- Five Nights at Freddy's has a colorful and fun band of Chuck E. Cheese-style animatronics from a children's pizza restaurant, who just so happen to try and horribly kill anyone who stays at the place after hours. The "sealed" part of this trope is also very literal here: they are possessed by the spirits of children who were murdered and had their corpses stuffed inside the animatronic suits, where they apparently remain to this day.
- Taken to further extremes in the third game with Springtrap, who holds the body and spirit of the murderer after the children's restless souls got their revenge.

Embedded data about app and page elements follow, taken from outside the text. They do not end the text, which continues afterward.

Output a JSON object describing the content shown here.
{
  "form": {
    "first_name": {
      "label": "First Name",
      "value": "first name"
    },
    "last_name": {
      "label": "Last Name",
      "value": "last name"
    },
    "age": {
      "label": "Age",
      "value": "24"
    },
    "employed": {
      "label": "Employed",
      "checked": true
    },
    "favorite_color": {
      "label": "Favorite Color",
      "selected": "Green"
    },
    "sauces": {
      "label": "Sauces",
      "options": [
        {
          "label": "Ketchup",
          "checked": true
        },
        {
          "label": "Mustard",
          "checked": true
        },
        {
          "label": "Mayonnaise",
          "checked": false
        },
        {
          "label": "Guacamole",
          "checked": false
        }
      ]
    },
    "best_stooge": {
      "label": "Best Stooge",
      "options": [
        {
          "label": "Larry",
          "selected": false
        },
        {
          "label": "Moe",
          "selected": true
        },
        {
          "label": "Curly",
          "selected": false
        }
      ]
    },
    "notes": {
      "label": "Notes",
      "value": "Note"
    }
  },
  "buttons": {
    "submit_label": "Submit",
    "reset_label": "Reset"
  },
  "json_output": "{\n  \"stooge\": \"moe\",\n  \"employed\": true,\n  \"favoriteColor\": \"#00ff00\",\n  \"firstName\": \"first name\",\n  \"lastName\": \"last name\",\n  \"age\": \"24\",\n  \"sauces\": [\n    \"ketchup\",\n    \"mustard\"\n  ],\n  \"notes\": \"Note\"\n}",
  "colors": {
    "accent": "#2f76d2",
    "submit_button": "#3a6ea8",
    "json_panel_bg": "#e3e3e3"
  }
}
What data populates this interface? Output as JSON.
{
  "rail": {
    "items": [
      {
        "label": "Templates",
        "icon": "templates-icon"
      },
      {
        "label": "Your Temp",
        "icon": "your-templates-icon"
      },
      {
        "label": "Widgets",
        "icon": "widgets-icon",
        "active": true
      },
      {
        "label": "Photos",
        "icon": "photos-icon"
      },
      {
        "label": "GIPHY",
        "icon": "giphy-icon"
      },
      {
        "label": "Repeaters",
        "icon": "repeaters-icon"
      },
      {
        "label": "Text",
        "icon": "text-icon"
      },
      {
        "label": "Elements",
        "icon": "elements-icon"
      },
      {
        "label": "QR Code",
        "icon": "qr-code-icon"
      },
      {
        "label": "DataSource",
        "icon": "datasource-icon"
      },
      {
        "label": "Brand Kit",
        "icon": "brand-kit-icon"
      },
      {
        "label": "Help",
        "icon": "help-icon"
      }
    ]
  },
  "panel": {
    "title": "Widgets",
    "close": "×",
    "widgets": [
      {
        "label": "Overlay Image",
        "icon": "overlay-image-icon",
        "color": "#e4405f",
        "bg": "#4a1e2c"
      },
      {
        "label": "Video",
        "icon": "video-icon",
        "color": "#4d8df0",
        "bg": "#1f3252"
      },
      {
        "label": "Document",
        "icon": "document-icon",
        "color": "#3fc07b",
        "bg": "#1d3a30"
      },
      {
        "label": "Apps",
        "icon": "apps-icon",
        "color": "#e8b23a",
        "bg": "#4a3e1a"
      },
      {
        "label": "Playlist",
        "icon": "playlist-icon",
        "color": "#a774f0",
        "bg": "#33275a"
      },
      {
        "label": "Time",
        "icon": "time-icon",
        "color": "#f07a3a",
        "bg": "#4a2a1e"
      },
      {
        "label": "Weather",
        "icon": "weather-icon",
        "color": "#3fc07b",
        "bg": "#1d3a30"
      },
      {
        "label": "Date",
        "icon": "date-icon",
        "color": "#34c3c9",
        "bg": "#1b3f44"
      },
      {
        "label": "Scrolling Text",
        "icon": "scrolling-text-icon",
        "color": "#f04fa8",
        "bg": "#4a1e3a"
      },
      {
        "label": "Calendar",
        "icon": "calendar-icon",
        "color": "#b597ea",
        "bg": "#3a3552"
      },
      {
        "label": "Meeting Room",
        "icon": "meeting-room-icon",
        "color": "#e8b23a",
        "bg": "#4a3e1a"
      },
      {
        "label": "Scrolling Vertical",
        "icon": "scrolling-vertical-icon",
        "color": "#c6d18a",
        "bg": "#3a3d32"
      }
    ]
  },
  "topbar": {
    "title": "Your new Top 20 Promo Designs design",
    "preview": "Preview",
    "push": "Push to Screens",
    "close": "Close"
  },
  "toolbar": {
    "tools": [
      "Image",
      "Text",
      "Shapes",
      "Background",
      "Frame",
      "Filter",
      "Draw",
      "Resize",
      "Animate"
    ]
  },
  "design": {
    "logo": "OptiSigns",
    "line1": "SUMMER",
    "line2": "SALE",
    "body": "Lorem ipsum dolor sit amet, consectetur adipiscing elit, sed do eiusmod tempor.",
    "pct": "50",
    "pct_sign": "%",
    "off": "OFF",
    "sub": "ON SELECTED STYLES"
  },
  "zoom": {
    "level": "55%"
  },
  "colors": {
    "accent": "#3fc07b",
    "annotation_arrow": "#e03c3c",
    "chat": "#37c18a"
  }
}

- If you choose to arrest The Crooked Man at the end of The Wolf Among Us, Auntie Greenleaf will transform him into a bird and lock him in a cage for the rest of his life.
- Reynardine from Gunnerkrigg Court is trapped in one of Antimony's stuffed animals after a botched attempt to steal her body. Because the stuffed animal was explicitly Antimony's property, he finds that he can't jump to another body without her permission. And since possessing any living animal is invariably fatal to the host, Antimony isn't likely to grant that permission any time soon.
- Though he can apparently cause the toy to shapeshift, periodically turning it into a wolf.
- Loki from Sparkling Generation Valkyrie Yuuki. But while he may look similar to Reynardine, he has no leash. He is, however, still technically trapped in a cave underground chained to a rock with snakes dripping venom into his eyes. He's merely controlling the doll remotely and experiencing life vicariously.
- In the (now-discontinued) webcomic Lowroad, Natasha is dabbling in the occult and accidentally summons an evil spirit... which possesses one of her stuffed toys. Doom-Piggy!!
- Blair of Eerie Cuties is an adorable little blonde doll, with a grown perverted man inside. It hasn't been explained yet who or what Blair was, and how he ended up as Nina's favorite dollie.
- And he took the trope to its literal meaning when he disguised himself as a teddy bear so that he could take pictures of the girls during a Slumber Party.
- He's also prepared to stake Nina if she ever develops a taste for blood.
- Savestate: While Harvey isn't exactly the traditional "teddy bear" type of cute, he possesses a certain kind of creepy cuteness. Kade initially thinks he's adorable, and even though he is some sort of Elder God, he is easily held at bay and rendered harmless by Rick's tail.
- In the season two finale of Adventure Time the Lich body surfs to the Snail after his defeat.
- Also, the most evil soul in the land of Ooo is Gunter. Take a moment to process that. More specifically the episode "Orgalorg" reveals that Gunter is an eldritch god older than all of reality with the power to wipe out worlds on a whim.
- During the season one finale of Jackie Chan Adventures, Jackie uses the shapeshifting power of the Monkey Talisman to turn Shendu into a bunny rabbit. Unfortunately Shendu still has his powers even as a rabbit so he uses invisibility on Jackie and turns himself back into a demonic dragon when he retrieves the Monkey Talisman.
- In the first few seasons of Xiaolin Showdown, Wuya is in "spirit form", which basically looks like a mask with tentacles. She's a brilliant evildoer, but since she can't do anything for herself, she has to act as sidekick and mentor for whoever's willing to work with her, even the Minion with an F in Evil.
- Several episodes of The Real Ghostbusters deal with this concept:
- "Janine's Genie": a demon passing for a genie is freed from a lamp.
- "Lost and Foundry": a ghost is accidentally mixed in melted metal and possesses several metallic objects spread around the city.
- "A Ghost Grows in Brooklyn": a ghost hides in Janine's geranium.
- "Rollerghoster": a rollercoaster is possessed by the angry spirits of animals killed in a fire.
- Toy Story 3 has Lotso. After believing he was spurned by his owner (who loved him more than anything in the world), he becomes a G-rated nihilist who rules Sunnyside Daycare with an iron fist.
- "Your mother plays card games in hell!"